Joe is holds the office of Board Secretary, and is a Research Communications Analyst for RTI International, an independent nonprofit research institute.
Tell us about your job:
I help design, launch, and manage digital communications campaigns that create a positive social impact. I’ve also worked as a journalist, editor, educator, librarian, non-profit administrator, and content marketing manager.
What excites you about the mission of The Writer’s Garret?
It’s focus on community. The Writer’s Garret has always been committed to making literature — that is, the creative application of the written or spoken word — as accessible as possible. I’m excited to see the organization continue that work and take an even more inclusive and equitable approach to it.
What literature or literary material do you engage with regularly?
I trained as a novelist, but I mostly write poetry these days. I’m also interested in hybridity, whether that be across literary forms / genres or multiple artistic disciplines (music, visual arts, etc.).
What’s a significant moment in your life when language (speech, headline, book, poem, etc.) impacted you, and how?
At the risk of showing my age: the day I discovered the “Choose Your Own Adventure” books.
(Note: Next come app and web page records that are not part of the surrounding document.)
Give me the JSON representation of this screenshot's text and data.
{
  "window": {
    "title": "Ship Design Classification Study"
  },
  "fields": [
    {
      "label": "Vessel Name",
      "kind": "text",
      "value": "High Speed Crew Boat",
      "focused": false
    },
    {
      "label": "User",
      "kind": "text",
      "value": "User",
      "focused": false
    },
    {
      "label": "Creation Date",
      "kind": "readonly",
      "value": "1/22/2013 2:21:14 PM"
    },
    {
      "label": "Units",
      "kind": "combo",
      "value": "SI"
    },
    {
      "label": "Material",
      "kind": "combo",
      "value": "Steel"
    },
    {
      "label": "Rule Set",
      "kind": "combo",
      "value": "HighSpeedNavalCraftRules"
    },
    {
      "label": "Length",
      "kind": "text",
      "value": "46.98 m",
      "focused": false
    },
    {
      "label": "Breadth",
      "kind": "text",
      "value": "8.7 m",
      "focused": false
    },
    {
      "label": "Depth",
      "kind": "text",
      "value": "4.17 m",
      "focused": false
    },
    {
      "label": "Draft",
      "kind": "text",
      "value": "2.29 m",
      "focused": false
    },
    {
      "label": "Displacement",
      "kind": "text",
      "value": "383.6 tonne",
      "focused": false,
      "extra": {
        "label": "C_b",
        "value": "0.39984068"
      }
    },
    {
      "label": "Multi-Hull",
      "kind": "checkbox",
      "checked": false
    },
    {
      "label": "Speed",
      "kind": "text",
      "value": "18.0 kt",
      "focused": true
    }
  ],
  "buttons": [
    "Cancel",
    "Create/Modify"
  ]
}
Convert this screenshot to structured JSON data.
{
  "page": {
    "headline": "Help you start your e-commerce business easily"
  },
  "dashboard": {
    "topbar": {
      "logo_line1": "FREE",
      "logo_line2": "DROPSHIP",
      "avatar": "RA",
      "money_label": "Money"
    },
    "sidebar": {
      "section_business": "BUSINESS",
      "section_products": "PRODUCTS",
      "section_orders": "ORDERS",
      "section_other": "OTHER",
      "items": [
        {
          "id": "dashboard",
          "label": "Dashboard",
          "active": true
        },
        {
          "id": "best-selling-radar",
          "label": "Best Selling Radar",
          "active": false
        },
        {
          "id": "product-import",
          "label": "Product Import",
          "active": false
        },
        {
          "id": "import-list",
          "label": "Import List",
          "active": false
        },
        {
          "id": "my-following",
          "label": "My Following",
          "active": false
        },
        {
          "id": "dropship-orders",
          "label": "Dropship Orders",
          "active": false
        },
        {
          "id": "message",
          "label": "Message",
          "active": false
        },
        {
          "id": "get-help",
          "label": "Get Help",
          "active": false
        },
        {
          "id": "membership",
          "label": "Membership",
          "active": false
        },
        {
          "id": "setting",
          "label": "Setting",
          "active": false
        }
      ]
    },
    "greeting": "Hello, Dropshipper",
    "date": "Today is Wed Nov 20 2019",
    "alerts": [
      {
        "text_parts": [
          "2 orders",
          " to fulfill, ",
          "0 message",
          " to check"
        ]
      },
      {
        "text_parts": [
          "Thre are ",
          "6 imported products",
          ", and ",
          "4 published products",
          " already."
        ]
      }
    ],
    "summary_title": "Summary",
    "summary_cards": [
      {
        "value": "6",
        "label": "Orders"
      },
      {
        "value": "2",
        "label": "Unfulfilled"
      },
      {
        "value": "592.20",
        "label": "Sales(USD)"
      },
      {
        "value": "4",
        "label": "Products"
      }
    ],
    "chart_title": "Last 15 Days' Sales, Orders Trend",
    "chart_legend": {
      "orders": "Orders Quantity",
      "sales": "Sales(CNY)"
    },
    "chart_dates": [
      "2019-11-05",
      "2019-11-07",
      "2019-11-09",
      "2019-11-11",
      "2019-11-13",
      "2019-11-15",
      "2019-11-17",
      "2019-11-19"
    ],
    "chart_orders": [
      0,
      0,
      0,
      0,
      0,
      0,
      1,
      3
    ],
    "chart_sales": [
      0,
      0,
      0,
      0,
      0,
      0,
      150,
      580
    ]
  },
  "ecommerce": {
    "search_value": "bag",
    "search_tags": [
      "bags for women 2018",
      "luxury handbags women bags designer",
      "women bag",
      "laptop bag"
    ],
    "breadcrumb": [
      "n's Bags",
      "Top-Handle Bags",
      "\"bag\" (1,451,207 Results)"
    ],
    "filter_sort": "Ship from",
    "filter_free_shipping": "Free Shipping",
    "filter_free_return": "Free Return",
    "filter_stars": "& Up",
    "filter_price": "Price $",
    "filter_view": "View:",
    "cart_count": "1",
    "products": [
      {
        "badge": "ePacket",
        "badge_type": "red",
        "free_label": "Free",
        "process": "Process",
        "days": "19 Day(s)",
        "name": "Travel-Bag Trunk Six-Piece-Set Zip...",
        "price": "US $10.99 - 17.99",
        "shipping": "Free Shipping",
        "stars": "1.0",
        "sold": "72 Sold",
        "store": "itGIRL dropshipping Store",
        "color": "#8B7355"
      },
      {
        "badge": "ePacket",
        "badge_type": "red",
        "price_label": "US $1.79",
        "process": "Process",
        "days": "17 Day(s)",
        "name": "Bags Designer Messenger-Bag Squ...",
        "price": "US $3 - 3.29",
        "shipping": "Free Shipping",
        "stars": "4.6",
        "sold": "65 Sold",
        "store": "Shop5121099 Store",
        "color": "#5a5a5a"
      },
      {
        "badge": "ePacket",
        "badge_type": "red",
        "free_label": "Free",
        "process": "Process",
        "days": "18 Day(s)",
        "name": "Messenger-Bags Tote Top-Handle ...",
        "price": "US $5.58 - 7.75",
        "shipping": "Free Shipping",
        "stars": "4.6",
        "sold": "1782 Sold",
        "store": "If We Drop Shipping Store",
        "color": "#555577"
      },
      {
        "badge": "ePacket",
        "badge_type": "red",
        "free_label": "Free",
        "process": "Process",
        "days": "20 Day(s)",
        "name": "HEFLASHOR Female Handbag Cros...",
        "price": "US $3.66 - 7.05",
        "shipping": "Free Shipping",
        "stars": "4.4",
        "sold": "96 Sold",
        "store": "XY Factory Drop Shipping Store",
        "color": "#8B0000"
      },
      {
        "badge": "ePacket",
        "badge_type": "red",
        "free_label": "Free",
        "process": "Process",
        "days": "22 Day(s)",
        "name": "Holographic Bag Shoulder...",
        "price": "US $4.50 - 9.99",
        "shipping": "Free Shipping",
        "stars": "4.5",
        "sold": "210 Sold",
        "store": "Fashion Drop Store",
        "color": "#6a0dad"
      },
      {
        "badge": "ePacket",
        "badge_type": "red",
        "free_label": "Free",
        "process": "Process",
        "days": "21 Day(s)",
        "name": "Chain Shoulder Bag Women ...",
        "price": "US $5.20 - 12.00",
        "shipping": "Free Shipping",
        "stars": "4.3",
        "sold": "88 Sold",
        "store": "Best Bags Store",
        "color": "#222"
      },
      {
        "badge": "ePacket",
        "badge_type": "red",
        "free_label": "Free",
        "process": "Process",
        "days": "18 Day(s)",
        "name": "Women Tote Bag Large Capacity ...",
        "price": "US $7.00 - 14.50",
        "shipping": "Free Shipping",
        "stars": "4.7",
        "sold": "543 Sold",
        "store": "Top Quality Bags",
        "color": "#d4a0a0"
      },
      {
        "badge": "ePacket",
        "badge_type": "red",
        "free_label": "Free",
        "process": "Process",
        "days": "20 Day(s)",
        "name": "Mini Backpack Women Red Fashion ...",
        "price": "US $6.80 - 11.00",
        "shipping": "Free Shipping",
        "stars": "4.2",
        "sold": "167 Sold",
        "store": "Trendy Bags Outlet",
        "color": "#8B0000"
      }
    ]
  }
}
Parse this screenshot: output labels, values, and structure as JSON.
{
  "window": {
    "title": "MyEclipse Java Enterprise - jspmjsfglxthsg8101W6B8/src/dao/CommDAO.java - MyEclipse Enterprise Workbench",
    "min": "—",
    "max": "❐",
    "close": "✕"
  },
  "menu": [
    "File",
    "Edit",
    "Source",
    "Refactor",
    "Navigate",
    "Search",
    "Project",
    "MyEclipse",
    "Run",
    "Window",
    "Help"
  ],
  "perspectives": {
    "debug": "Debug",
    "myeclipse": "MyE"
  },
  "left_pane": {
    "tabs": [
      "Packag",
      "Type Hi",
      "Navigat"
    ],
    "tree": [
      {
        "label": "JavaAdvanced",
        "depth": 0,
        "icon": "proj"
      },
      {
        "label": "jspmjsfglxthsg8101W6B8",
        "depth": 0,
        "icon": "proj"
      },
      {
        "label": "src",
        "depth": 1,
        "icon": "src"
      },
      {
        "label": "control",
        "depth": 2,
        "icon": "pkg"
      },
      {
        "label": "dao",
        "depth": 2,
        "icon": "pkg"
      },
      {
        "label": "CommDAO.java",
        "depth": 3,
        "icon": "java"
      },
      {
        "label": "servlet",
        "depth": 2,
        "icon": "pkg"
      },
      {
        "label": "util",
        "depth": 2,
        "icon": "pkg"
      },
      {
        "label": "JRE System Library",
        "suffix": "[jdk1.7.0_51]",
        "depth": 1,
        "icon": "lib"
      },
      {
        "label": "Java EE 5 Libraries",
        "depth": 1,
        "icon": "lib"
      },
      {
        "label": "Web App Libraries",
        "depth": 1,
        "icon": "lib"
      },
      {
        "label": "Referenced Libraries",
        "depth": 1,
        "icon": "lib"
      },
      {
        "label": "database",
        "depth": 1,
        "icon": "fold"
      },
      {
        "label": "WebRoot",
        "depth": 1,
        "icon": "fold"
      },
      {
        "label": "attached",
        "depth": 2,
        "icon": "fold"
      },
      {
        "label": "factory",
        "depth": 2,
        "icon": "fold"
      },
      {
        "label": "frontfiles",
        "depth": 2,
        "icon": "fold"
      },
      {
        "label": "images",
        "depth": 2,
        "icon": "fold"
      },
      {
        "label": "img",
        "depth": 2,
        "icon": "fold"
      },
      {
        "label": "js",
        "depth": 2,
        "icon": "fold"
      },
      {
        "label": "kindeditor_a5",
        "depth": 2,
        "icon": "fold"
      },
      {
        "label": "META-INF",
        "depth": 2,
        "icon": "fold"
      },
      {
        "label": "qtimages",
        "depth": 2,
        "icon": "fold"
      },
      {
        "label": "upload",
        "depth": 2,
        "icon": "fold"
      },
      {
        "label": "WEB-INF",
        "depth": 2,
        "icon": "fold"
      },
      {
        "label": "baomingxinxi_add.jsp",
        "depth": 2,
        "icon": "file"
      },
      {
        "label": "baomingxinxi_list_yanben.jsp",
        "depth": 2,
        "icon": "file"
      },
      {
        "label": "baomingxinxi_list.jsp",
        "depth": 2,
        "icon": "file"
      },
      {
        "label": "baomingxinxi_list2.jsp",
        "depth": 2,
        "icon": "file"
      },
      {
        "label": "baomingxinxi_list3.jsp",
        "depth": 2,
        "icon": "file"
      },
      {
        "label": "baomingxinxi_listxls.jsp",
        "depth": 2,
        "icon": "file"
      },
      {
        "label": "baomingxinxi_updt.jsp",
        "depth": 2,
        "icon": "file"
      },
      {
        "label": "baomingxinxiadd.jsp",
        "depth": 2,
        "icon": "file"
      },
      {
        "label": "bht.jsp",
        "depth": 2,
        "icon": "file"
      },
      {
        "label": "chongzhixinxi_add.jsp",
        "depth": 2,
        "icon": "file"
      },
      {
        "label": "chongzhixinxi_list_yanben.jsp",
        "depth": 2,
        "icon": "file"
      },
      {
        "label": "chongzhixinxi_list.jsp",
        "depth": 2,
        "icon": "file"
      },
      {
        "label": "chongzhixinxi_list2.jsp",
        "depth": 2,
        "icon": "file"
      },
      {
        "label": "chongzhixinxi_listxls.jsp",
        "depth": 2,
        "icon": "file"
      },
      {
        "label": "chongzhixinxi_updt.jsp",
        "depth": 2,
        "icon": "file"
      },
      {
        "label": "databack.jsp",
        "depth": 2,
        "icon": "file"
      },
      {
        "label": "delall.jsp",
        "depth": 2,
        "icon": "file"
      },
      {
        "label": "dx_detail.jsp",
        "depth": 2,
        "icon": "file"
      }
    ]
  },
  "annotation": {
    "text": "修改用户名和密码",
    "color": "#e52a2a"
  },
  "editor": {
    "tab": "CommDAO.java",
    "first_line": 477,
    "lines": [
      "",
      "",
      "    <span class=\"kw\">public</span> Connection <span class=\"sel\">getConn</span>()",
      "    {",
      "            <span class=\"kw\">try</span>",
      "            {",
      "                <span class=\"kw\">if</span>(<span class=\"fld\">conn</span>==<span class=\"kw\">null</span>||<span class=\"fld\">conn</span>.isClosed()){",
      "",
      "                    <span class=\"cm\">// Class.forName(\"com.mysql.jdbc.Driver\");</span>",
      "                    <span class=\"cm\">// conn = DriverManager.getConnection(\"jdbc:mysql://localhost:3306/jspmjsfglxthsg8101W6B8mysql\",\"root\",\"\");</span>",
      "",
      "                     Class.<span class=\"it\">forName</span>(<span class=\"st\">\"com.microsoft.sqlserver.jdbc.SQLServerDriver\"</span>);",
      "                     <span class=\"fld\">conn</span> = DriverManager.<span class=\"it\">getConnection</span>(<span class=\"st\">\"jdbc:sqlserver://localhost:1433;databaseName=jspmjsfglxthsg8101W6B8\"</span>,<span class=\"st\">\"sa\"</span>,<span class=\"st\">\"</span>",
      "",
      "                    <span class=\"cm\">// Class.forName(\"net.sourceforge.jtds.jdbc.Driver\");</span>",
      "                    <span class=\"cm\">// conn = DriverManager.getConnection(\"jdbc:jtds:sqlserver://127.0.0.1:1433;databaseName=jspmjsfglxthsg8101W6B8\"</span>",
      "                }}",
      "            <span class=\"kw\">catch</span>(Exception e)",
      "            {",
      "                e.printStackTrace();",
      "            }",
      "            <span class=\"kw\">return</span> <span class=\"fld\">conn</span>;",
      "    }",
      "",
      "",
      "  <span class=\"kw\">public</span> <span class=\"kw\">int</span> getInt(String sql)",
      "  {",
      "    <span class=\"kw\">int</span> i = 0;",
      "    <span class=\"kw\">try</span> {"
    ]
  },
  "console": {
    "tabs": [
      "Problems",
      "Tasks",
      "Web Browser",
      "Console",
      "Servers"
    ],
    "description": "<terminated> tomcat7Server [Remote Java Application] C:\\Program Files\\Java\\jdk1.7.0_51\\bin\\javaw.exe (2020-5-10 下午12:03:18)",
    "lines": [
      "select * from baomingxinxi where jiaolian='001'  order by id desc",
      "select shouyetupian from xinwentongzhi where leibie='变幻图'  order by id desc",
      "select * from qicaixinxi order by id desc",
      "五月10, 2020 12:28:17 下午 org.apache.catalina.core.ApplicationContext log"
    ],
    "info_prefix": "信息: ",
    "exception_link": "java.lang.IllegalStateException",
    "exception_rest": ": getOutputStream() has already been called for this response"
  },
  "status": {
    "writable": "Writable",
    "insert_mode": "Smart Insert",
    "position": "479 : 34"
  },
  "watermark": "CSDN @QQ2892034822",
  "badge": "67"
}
I don’t think I realized it then, but that’s when I learned that the reader completes the work of art the writer has initiated.
Living writer you’d most like to meet?
A book you’ve returned to, and why?
I’ve read Nathanael West’s Miss Lonelyhearts multiple times. It’s probably the great American novel of The Great Depression, meaning it has a lot to tell us about late-stage capitalism, too. (Some phantasmagoria and “sick jokes” never shed their relevance.) Besides that, the book is a marvelous verbal construction. Even if you don’t care for its sensibility, you can learn a lot from its prosody.
A favorite piece of writing:
Not an all-time favorite, perhaps, but a recent one: Bob Kaufman’s “Jail Poems.” In its entirety, section 34 reads: “Come, help flatten a raindrop.” It’s a single line and a complete poem, and I find that very much worth meditating upon.
You have an hour to read, no interruptions. Set the scene for us:
I am a morning person, so, in this scenario, I am probably reading and drinking coffee (black) as the sun is coming up. It’s also perpetually October, meaning I can sit outside comfortably and read in the new daylight.
What’s on your nightstand to read?
1. Earthworks Rising: Mound Building in Native Literature and Arts by Chadwick Allen
2. Sleep by Amelia Rosselli
3. Fat Time and Other Stories by Jeffery Renard Allen
You’re having a dinner party and you can invite any writer living or dead. Who do you choose and why?
I would invite Enheduanna, the woman generally accepted (although not without some controversy) to be the first author in recorded history. Assuming she is, I’d love to hear her thoughts on the current state of language and communication. Did pressing a stylus into a wet clay tablet feel as consequential to her then as we now know it to be?